Your answer should consist of every line in the records that holds "file".

Dataset extract below:

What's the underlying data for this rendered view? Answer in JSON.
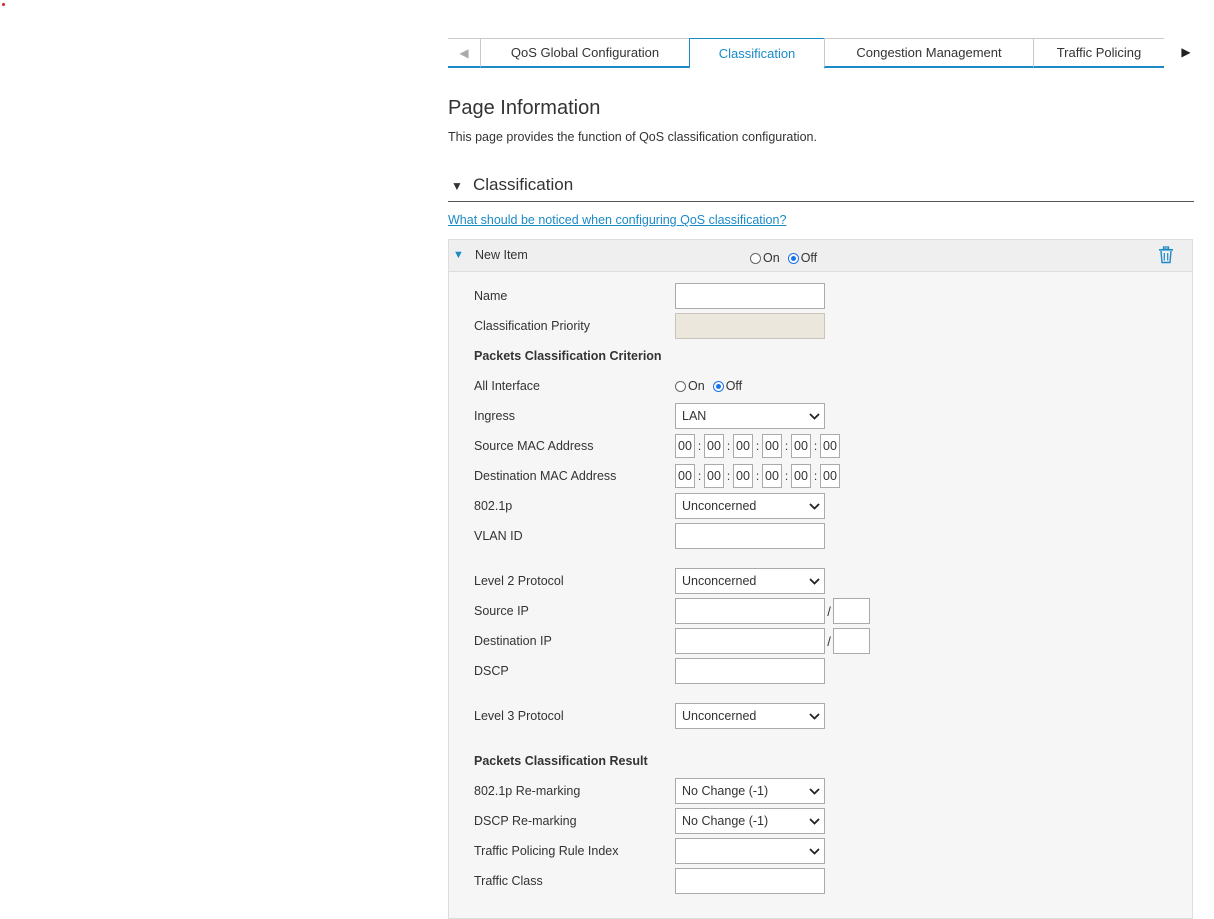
{
  "tabs": [
    {
      "label": "QoS Global Configuration",
      "active": false
    },
    {
      "label": "Classification",
      "active": true
    },
    {
      "label": "Congestion Management",
      "active": false
    },
    {
      "label": "Traffic Policing",
      "active": false
    }
  ],
  "page_info": {
    "title": "Page Information",
    "description": "This page provides the function of QoS classification configuration."
  },
  "section": {
    "title": "Classification",
    "help_link": "What should be noticed when configuring QoS classification?"
  },
  "item": {
    "title": "New Item",
    "on_label": "On",
    "off_label": "Off",
    "state": "Off"
  },
  "form": {
    "name_label": "Name",
    "name_value": "",
    "priority_label": "Classification Priority",
    "priority_value": "",
    "criterion_heading": "Packets Classification Criterion",
    "all_interface_label": "All Interface",
    "all_interface_on": "On",
    "all_interface_off": "Off",
    "all_interface_state": "Off",
    "ingress_label": "Ingress",
    "ingress_value": "LAN",
    "src_mac_label": "Source MAC Address",
    "src_mac": [
      "00",
      "00",
      "00",
      "00",
      "00",
      "00"
    ],
    "dst_mac_label": "Destination MAC Address",
    "dst_mac": [
      "00",
      "00",
      "00",
      "00",
      "00",
      "00"
    ],
    "dot1p_label": "802.1p",
    "dot1p_value": "Unconcerned",
    "vlan_label": "VLAN ID",
    "vlan_value": "",
    "l2_label": "Level 2 Protocol",
    "l2_value": "Unconcerned",
    "src_ip_label": "Source IP",
    "dst_ip_label": "Destination IP",
    "ip_separator": "/",
    "dscp_label": "DSCP",
    "dscp_value": "",
    "l3_label": "Level 3 Protocol",
    "l3_value": "Unconcerned",
    "result_heading": "Packets Classification Result",
    "dot1p_remark_label": "802.1p Re-marking",
    "dot1p_remark_value": "No Change (-1)",
    "dscp_remark_label": "DSCP Re-marking",
    "dscp_remark_value": "No Change (-1)",
    "policing_label": "Traffic Policing Rule Index",
    "policing_value": "",
    "traffic_class_label": "Traffic Class",
    "traffic_class_value": ""
  },
  "colors": {
    "accent": "#1b8ac7",
    "radio": "#1b73e8",
    "disabled_field": "#ebe7dc"
  },
  "icons": {
    "prev": "triangle-left-icon",
    "next": "triangle-right-icon",
    "collapse": "triangle-down-icon",
    "delete": "trash-icon",
    "dropdown": "chevron-down-icon"
  }
}
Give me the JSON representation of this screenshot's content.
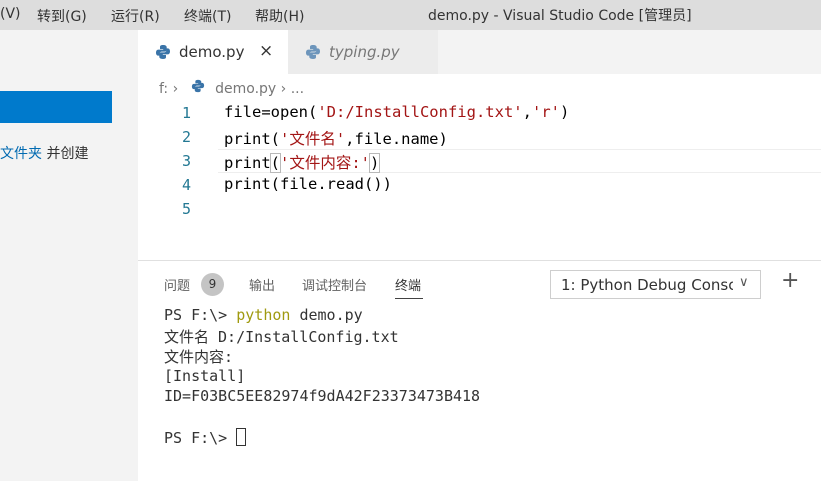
{
  "menu": [
    "(V)",
    "转到(G)",
    "运行(R)",
    "终端(T)",
    "帮助(H)"
  ],
  "window_title": "demo.py - Visual Studio Code [管理员]",
  "sidebar": {
    "text_link": "文件夹",
    "text_rest": "并创建"
  },
  "tabs": [
    {
      "label": "demo.py",
      "icon": "python-icon",
      "active": true
    },
    {
      "label": "typing.py",
      "icon": "python-icon",
      "active": false,
      "preview": true
    }
  ],
  "tab_close": "×",
  "breadcrumb": {
    "drive": "f:",
    "file": "demo.py",
    "more": "..."
  },
  "editor": {
    "line_numbers": [
      "1",
      "2",
      "3",
      "4",
      "5"
    ],
    "lines": [
      {
        "a": "file=open(",
        "s": "'D:/InstallConfig.txt'",
        "b": ",",
        "s2": "'r'",
        "c": ")"
      },
      {
        "a": "print(",
        "s": "'文件名'",
        "b": ",file.name)"
      },
      {
        "a": "print",
        "s": "'文件内容:'"
      },
      {
        "a": "print(file.read())"
      }
    ]
  },
  "panel": {
    "tabs": [
      "问题",
      "输出",
      "调试控制台",
      "终端"
    ],
    "problems_count": "9",
    "terminal_select": "1: Python Debug Consc",
    "add_icon": "+"
  },
  "terminal": {
    "prompt": "PS F:\\> ",
    "cmd_python": "python",
    "cmd_rest": " demo.py",
    "out": [
      "文件名 D:/InstallConfig.txt",
      "文件内容:",
      "[Install]",
      "ID=F03BC5EE82974f9dA42F23373473B418"
    ],
    "prompt2": "PS F:\\> "
  },
  "colors": {
    "accent": "#007acc",
    "string": "#a31515",
    "line_number": "#237893",
    "python_cmd": "#a09a10"
  }
}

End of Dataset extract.

→ Exercise response
    "file": "demo.py",
        "a": "file=open(",
        "b": ",file.name)"
        "a": "print(file.read())"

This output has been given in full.